  • In July 2010, UofL volunteers began on-site composting of pre-consumer plant-based food waste from our dining facility kitchens. This effort continues to capture various waste streams, but in March 2012, UofL established a contract for collection and twice-weekly pick-up of all food wastes from UofL dining facilities as well as our Early Learning Campus. This allows us to compost both pre- and post-consumer food wastes, meats, bones, and dairy-products, now totaling over 400,000 pounds/year. This contract is managed by WestRock Recycling.
  • Weigh The WasteUofL Dining hosts an on-going Weigh The Waste campaign to raise awareness during the fall UofL Sustainability Week. Food scraps are collected from patron's plates during a full lunch period at The Ville Grill. Total weights are tallied and shared to increase awareness about food waste. Some historical stats from the program:
    - In Spring 2017, UofL Dining began monthly Weigh The Waste events to raise awareness over the lunch period: February 16th, March 23rd, and April 20th.
    - In 2016, Weigh The Waste was expanded to two consecutive days.
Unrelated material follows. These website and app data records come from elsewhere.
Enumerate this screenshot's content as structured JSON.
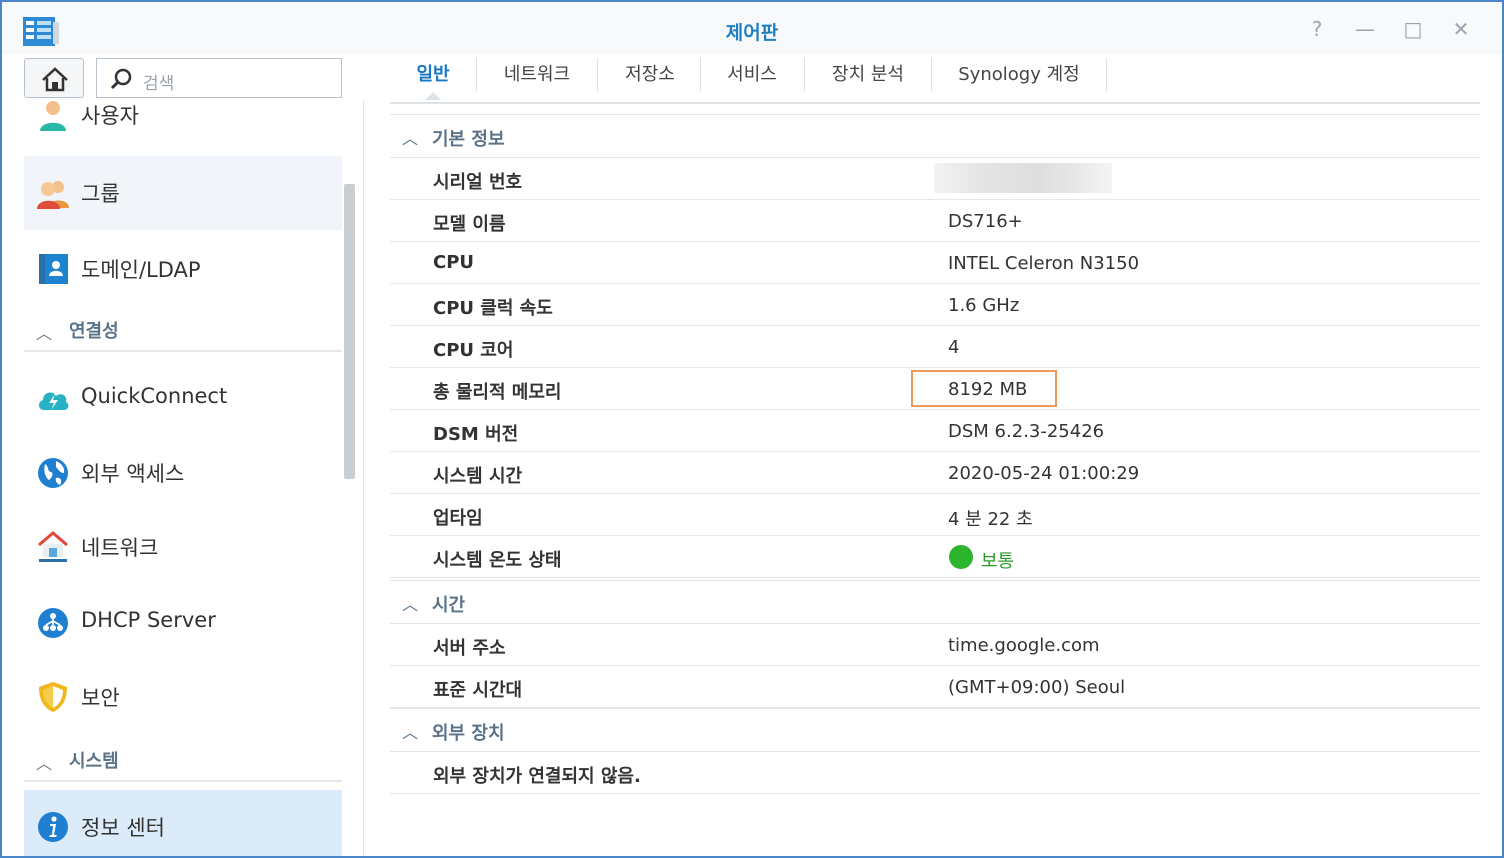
{
  "window": {
    "title": "제어판"
  },
  "titlebar_buttons": {
    "help": "?",
    "minimize": "—",
    "maximize": "□",
    "close": "✕"
  },
  "sidebar": {
    "search_placeholder": "검색",
    "items": [
      {
        "label": "사용자",
        "icon": "user-icon"
      },
      {
        "label": "그룹",
        "icon": "group-icon"
      },
      {
        "label": "도메인/LDAP",
        "icon": "domain-ldap-icon"
      }
    ],
    "section_connectivity": "연결성",
    "connectivity_items": [
      {
        "label": "QuickConnect",
        "icon": "quickconnect-icon"
      },
      {
        "label": "외부 액세스",
        "icon": "globe-icon"
      },
      {
        "label": "네트워크",
        "icon": "network-house-icon"
      },
      {
        "label": "DHCP Server",
        "icon": "dhcp-icon"
      },
      {
        "label": "보안",
        "icon": "shield-icon"
      }
    ],
    "section_system": "시스템",
    "system_items": [
      {
        "label": "정보 센터",
        "icon": "info-icon"
      }
    ]
  },
  "tabs": [
    {
      "label": "일반",
      "active": true
    },
    {
      "label": "네트워크"
    },
    {
      "label": "저장소"
    },
    {
      "label": "서비스"
    },
    {
      "label": "장치 분석"
    },
    {
      "label": "Synology 계정"
    }
  ],
  "sections": {
    "basic": {
      "title": "기본 정보",
      "rows": [
        {
          "key": "시리얼 번호",
          "value": ""
        },
        {
          "key": "모델 이름",
          "value": "DS716+"
        },
        {
          "key": "CPU",
          "value": "INTEL Celeron N3150"
        },
        {
          "key": "CPU 클럭 속도",
          "value": "1.6 GHz"
        },
        {
          "key": "CPU 코어",
          "value": "4"
        },
        {
          "key": "총 물리적 메모리",
          "value": "8192 MB"
        },
        {
          "key": "DSM 버전",
          "value": "DSM 6.2.3-25426"
        },
        {
          "key": "시스템 시간",
          "value": "2020-05-24 01:00:29"
        },
        {
          "key": "업타임",
          "value": "4 분 22 초"
        },
        {
          "key": "시스템 온도 상태",
          "value": "보통"
        }
      ]
    },
    "time": {
      "title": "시간",
      "rows": [
        {
          "key": "서버 주소",
          "value": "time.google.com"
        },
        {
          "key": "표준 시간대",
          "value": "(GMT+09:00) Seoul"
        }
      ]
    },
    "external": {
      "title": "외부 장치",
      "message": "외부 장치가 연결되지 않음."
    }
  },
  "colors": {
    "accent": "#1877c6",
    "status_ok": "#2db52d",
    "highlight_border": "#e89a5c",
    "active_nav": "#dcebf9"
  }
}
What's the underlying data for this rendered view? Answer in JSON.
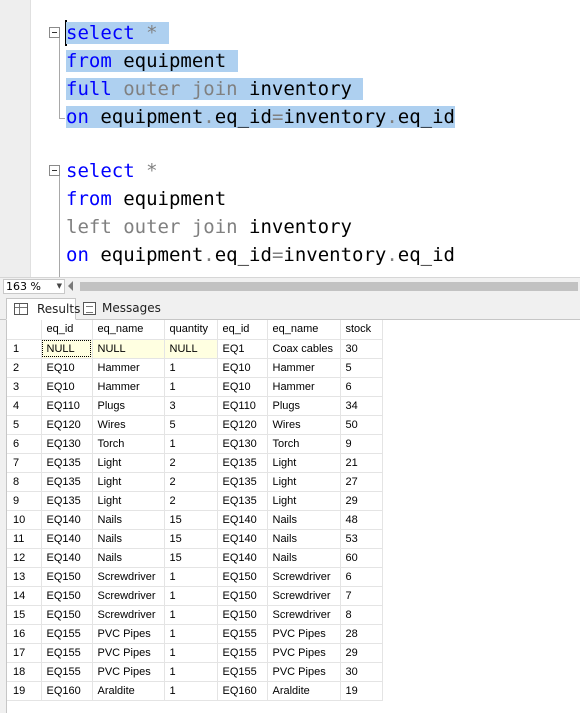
{
  "editor": {
    "query1": {
      "line1_kw": "select",
      "line1_rest": " *",
      "line2_kw": "from",
      "line2_rest": " equipment",
      "line3_kw": "full",
      "line3_op": " outer join",
      "line3_rest": " inventory",
      "line4_kw": "on",
      "line4_t1": " equipment",
      "line4_dot1": ".",
      "line4_t2": "eq_id",
      "line4_eq": "=",
      "line4_t3": "inventory",
      "line4_dot2": ".",
      "line4_t4": "eq_id"
    },
    "query2": {
      "line1_kw": "select",
      "line1_rest": " *",
      "line2_kw": "from",
      "line2_rest": " equipment",
      "line3_op": "left outer join",
      "line3_rest": " inventory",
      "line4_kw": "on",
      "line4_t1": " equipment",
      "line4_dot1": ".",
      "line4_t2": "eq_id",
      "line4_eq": "=",
      "line4_t3": "inventory",
      "line4_dot2": ".",
      "line4_t4": "eq_id"
    }
  },
  "zoom": {
    "level": "163 %"
  },
  "tabs": {
    "results_label": "Results",
    "messages_label": "Messages"
  },
  "grid": {
    "columns": [
      "eq_id",
      "eq_name",
      "quantity",
      "eq_id",
      "eq_name",
      "stock"
    ],
    "rows": [
      [
        "1",
        "NULL",
        "NULL",
        "NULL",
        "EQ1",
        "Coax cables",
        "30"
      ],
      [
        "2",
        "EQ10",
        "Hammer",
        "1",
        "EQ10",
        "Hammer",
        "5"
      ],
      [
        "3",
        "EQ10",
        "Hammer",
        "1",
        "EQ10",
        "Hammer",
        "6"
      ],
      [
        "4",
        "EQ110",
        "Plugs",
        "3",
        "EQ110",
        "Plugs",
        "34"
      ],
      [
        "5",
        "EQ120",
        "Wires",
        "5",
        "EQ120",
        "Wires",
        "50"
      ],
      [
        "6",
        "EQ130",
        "Torch",
        "1",
        "EQ130",
        "Torch",
        "9"
      ],
      [
        "7",
        "EQ135",
        "Light",
        "2",
        "EQ135",
        "Light",
        "21"
      ],
      [
        "8",
        "EQ135",
        "Light",
        "2",
        "EQ135",
        "Light",
        "27"
      ],
      [
        "9",
        "EQ135",
        "Light",
        "2",
        "EQ135",
        "Light",
        "29"
      ],
      [
        "10",
        "EQ140",
        "Nails",
        "15",
        "EQ140",
        "Nails",
        "48"
      ],
      [
        "11",
        "EQ140",
        "Nails",
        "15",
        "EQ140",
        "Nails",
        "53"
      ],
      [
        "12",
        "EQ140",
        "Nails",
        "15",
        "EQ140",
        "Nails",
        "60"
      ],
      [
        "13",
        "EQ150",
        "Screwdriver",
        "1",
        "EQ150",
        "Screwdriver",
        "6"
      ],
      [
        "14",
        "EQ150",
        "Screwdriver",
        "1",
        "EQ150",
        "Screwdriver",
        "7"
      ],
      [
        "15",
        "EQ150",
        "Screwdriver",
        "1",
        "EQ150",
        "Screwdriver",
        "8"
      ],
      [
        "16",
        "EQ155",
        "PVC Pipes",
        "1",
        "EQ155",
        "PVC Pipes",
        "28"
      ],
      [
        "17",
        "EQ155",
        "PVC Pipes",
        "1",
        "EQ155",
        "PVC Pipes",
        "29"
      ],
      [
        "18",
        "EQ155",
        "PVC Pipes",
        "1",
        "EQ155",
        "PVC Pipes",
        "30"
      ],
      [
        "19",
        "EQ160",
        "Araldite",
        "1",
        "EQ160",
        "Araldite",
        "19"
      ]
    ]
  }
}
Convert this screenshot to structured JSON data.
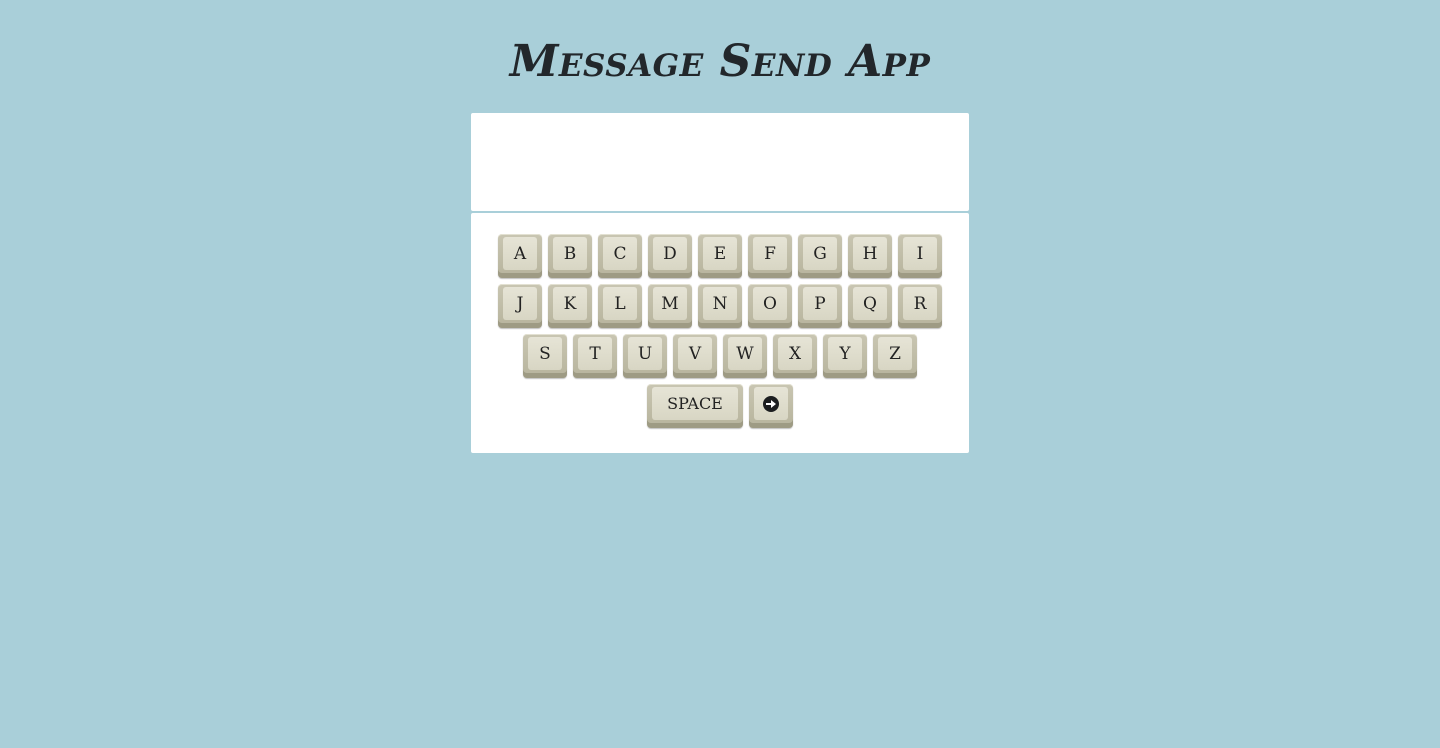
{
  "app": {
    "title": "Message Send App"
  },
  "message": {
    "text": ""
  },
  "keyboard": {
    "row1": [
      "A",
      "B",
      "C",
      "D",
      "E",
      "F",
      "G",
      "H",
      "I"
    ],
    "row2": [
      "J",
      "K",
      "L",
      "M",
      "N",
      "O",
      "P",
      "Q",
      "R"
    ],
    "row3": [
      "S",
      "T",
      "U",
      "V",
      "W",
      "X",
      "Y",
      "Z"
    ],
    "space_label": "SPACE",
    "send_icon": "arrow-circle-right-icon"
  },
  "colors": {
    "background": "#a9cfd9",
    "panel": "#ffffff",
    "key": "#d8d6c4",
    "text": "#22272b"
  }
}
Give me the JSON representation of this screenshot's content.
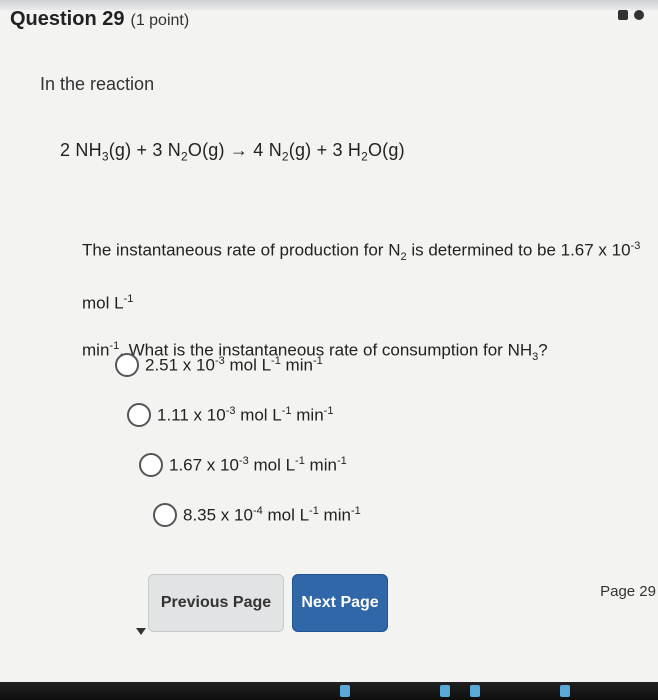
{
  "question": {
    "title": "Question 29",
    "points": "(1 point)",
    "intro": "In the reaction"
  },
  "equation": {
    "c1": "2 NH",
    "s1": "3",
    "p1": "(g) + 3 N",
    "s2": "2",
    "p2": "O(g) → 4 N",
    "s3": "2",
    "p3": "(g) + 3 H",
    "s4": "2",
    "p4": "O(g)"
  },
  "stem": {
    "a": "The instantaneous rate of production for N",
    "a_sub": "2",
    "b": " is determined to be 1.67 x 10",
    "b_sup": "-3",
    "c": " mol L",
    "c_sup": "-1",
    "d": "min",
    "d_sup": "-1",
    "e": ". What is the instantaneous rate of consumption for NH",
    "e_sub": "3",
    "f": "?"
  },
  "options": [
    {
      "mant": "2.51 x 10",
      "exp": "-3",
      "unit": " mol L",
      "u1": "-1",
      "unit2": " min",
      "u2": "-1"
    },
    {
      "mant": "1.11 x 10",
      "exp": "-3",
      "unit": " mol L",
      "u1": "-1",
      "unit2": " min",
      "u2": "-1"
    },
    {
      "mant": "1.67 x 10",
      "exp": "-3",
      "unit": " mol L",
      "u1": "-1",
      "unit2": " min",
      "u2": "-1"
    },
    {
      "mant": "8.35 x 10",
      "exp": "-4",
      "unit": " mol L",
      "u1": "-1",
      "unit2": " min",
      "u2": "-1"
    }
  ],
  "nav": {
    "previous_label": "Previous Page",
    "next_label": "Next Page",
    "page_label": "Page 29"
  },
  "colors": {
    "next_button_bg": "#2f67a8",
    "prev_button_bg": "#e2e3e4"
  }
}
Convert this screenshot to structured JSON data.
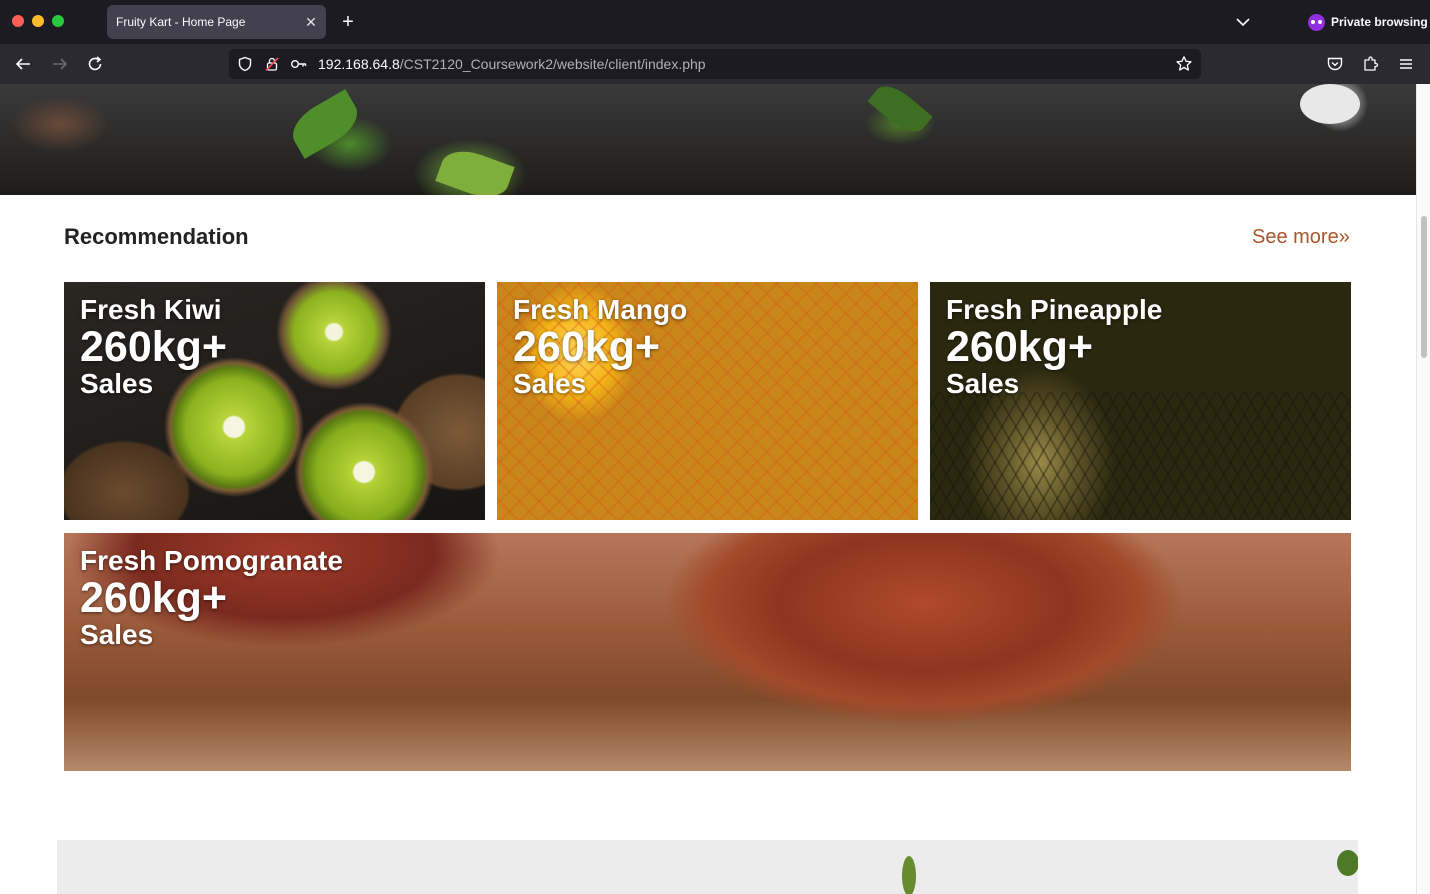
{
  "browser": {
    "tab_title": "Fruity Kart - Home Page",
    "private_label": "Private browsing",
    "url_host": "192.168.64.8",
    "url_path": "/CST2120_Coursework2/website/client/index.php"
  },
  "recommendation": {
    "title": "Recommendation",
    "see_more": "See more»",
    "cards": [
      {
        "name": "Fresh Kiwi",
        "amount": "260kg+",
        "label": "Sales"
      },
      {
        "name": "Fresh Mango",
        "amount": "260kg+",
        "label": "Sales"
      },
      {
        "name": "Fresh Pineapple",
        "amount": "260kg+",
        "label": "Sales"
      },
      {
        "name": "Fresh Pomogranate",
        "amount": "260kg+",
        "label": "Sales"
      }
    ]
  }
}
We collected: 94 lbs. on October 17th, and 103 lbs. on October 18th.
    - In 2013, 230 lbs. of food waste was collected for composting during one lunch period on Oct. 24th (with 507 guests = 0.45 lbs of waste per person).
    - In 2012, 159 lbs. of food waste was collected for composting during one lunch period on Oct. 24th (with 466 guests = 0.34 lbs of waste per person).
  • Full details about all of our Composting Programs here.